▶ Prompt:
Read the lines below, and copy any that contain the string "segment".

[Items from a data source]

# # # # #

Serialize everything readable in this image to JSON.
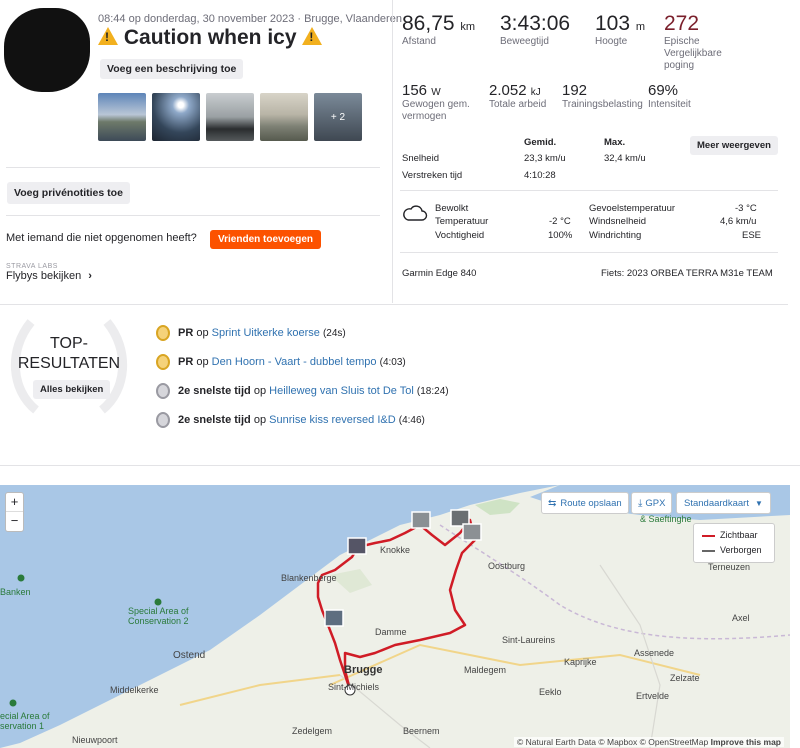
{
  "header": {
    "meta": "08:44 op donderdag, 30 november 2023 · Brugge, Vlaanderen",
    "title": "Caution when icy",
    "add_description": "Voeg een beschrijving toe",
    "photos_more": "+ 2"
  },
  "stats_primary": [
    {
      "value": "86,75",
      "unit": "km",
      "label": "Afstand"
    },
    {
      "value": "3:43:06",
      "unit": "",
      "label": "Beweegtijd"
    },
    {
      "value": "103",
      "unit": "m",
      "label": "Hoogte"
    },
    {
      "value": "272",
      "unit": "",
      "label": "Epische Vergelijkbare poging",
      "color": "#7a1f2b"
    }
  ],
  "stats_secondary": [
    {
      "value": "156",
      "unit": "W",
      "label": "Gewogen gem. vermogen"
    },
    {
      "value": "2.052",
      "unit": "kJ",
      "label": "Totale arbeid"
    },
    {
      "value": "192",
      "unit": "",
      "label": "Trainingsbelasting"
    },
    {
      "value": "69%",
      "unit": "",
      "label": "Intensiteit"
    }
  ],
  "details": {
    "col_avg": "Gemid.",
    "col_max": "Max.",
    "more_button": "Meer weergeven",
    "rows": [
      {
        "label": "Snelheid",
        "avg": "23,3 km/u",
        "max": "32,4 km/u"
      },
      {
        "label": "Verstreken tijd",
        "avg": "4:10:28",
        "max": ""
      }
    ]
  },
  "weather": {
    "left": [
      {
        "label": "Bewolkt",
        "value": ""
      },
      {
        "label": "Temperatuur",
        "value": "-2 °C"
      },
      {
        "label": "Vochtigheid",
        "value": "100%"
      }
    ],
    "right": [
      {
        "label": "Gevoelstemperatuur",
        "value": "-3 °C"
      },
      {
        "label": "Windsnelheid",
        "value": "4,6 km/u"
      },
      {
        "label": "Windrichting",
        "value": "ESE"
      }
    ]
  },
  "device": "Garmin Edge 840",
  "bike": "Fiets: 2023 ORBEA TERRA M31e TEAM",
  "left_panel": {
    "private_notes": "Voeg privénotities toe",
    "friends_text": "Met iemand die niet opgenomen heeft?",
    "friends_button": "Vrienden toevoegen",
    "flyby_label": "STRAVA LABS",
    "flyby_link": "Flybys bekijken"
  },
  "top_results": {
    "title_line1": "TOP-",
    "title_line2": "RESULTATEN",
    "view_all": "Alles bekijken",
    "items": [
      {
        "medal": "gold",
        "prefix": "PR",
        "joiner": "op",
        "segment": "Sprint Uitkerke koerse",
        "time": "(24s)"
      },
      {
        "medal": "gold",
        "prefix": "PR",
        "joiner": "op",
        "segment": "Den Hoorn - Vaart - dubbel tempo",
        "time": "(4:03)"
      },
      {
        "medal": "silver",
        "prefix": "2e snelste tijd",
        "joiner": "op",
        "segment": "Heilleweg van Sluis tot De Tol",
        "time": "(18:24)"
      },
      {
        "medal": "silver",
        "prefix": "2e snelste tijd",
        "joiner": "op",
        "segment": "Sunrise kiss reversed I&D",
        "time": "(4:46)"
      }
    ]
  },
  "map": {
    "zoom_in": "+",
    "zoom_out": "−",
    "save_route": "Route opslaan",
    "gpx": "GPX",
    "map_type": "Standaardkaart",
    "legend_visible": "Zichtbaar",
    "legend_hidden": "Verborgen",
    "attribution": "© Natural Earth Data © Mapbox © OpenStreetMap",
    "improve": "Improve this map",
    "places": {
      "knokke": "Knokke",
      "oostburg": "Oostburg",
      "blankenberge": "Blankenberge",
      "damme": "Damme",
      "brugge": "Brugge",
      "sintmichiels": "Sint-Michiels",
      "zedelgem": "Zedelgem",
      "beernem": "Beernem",
      "eeklo": "Eeklo",
      "maldegem": "Maldegem",
      "ostend": "Ostend",
      "middelkerke": "Middelkerke",
      "nieuwpoort": "Nieuwpoort",
      "sintlaureins": "Sint-Laureins",
      "kaprijke": "Kaprijke",
      "assenede": "Assenede",
      "zelzate": "Zelzate",
      "ertvelde": "Ertvelde",
      "axel": "Axel",
      "terneuzen": "Terneuzen",
      "saeftinghe": "& Saeftinghe",
      "banken": "Banken",
      "sac2_1": "Special Area of",
      "sac2_2": "Conservation 2",
      "sac1_1": "ecial Area of",
      "sac1_2": "servation 1"
    }
  },
  "colors": {
    "accent": "#fc5200",
    "route": "#d01c26",
    "link": "#3072b0",
    "sea": "#a9c7e6",
    "land": "#eef0e8"
  }
}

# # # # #

▶ Solution below:
        "segment": "Sprint Uitkerke koerse",
        "segment": "Den Hoorn - Vaart - dubbel tempo",
        "segment": "Heilleweg van Sluis tot De Tol",
        "segment": "Sunrise kiss reversed I&D",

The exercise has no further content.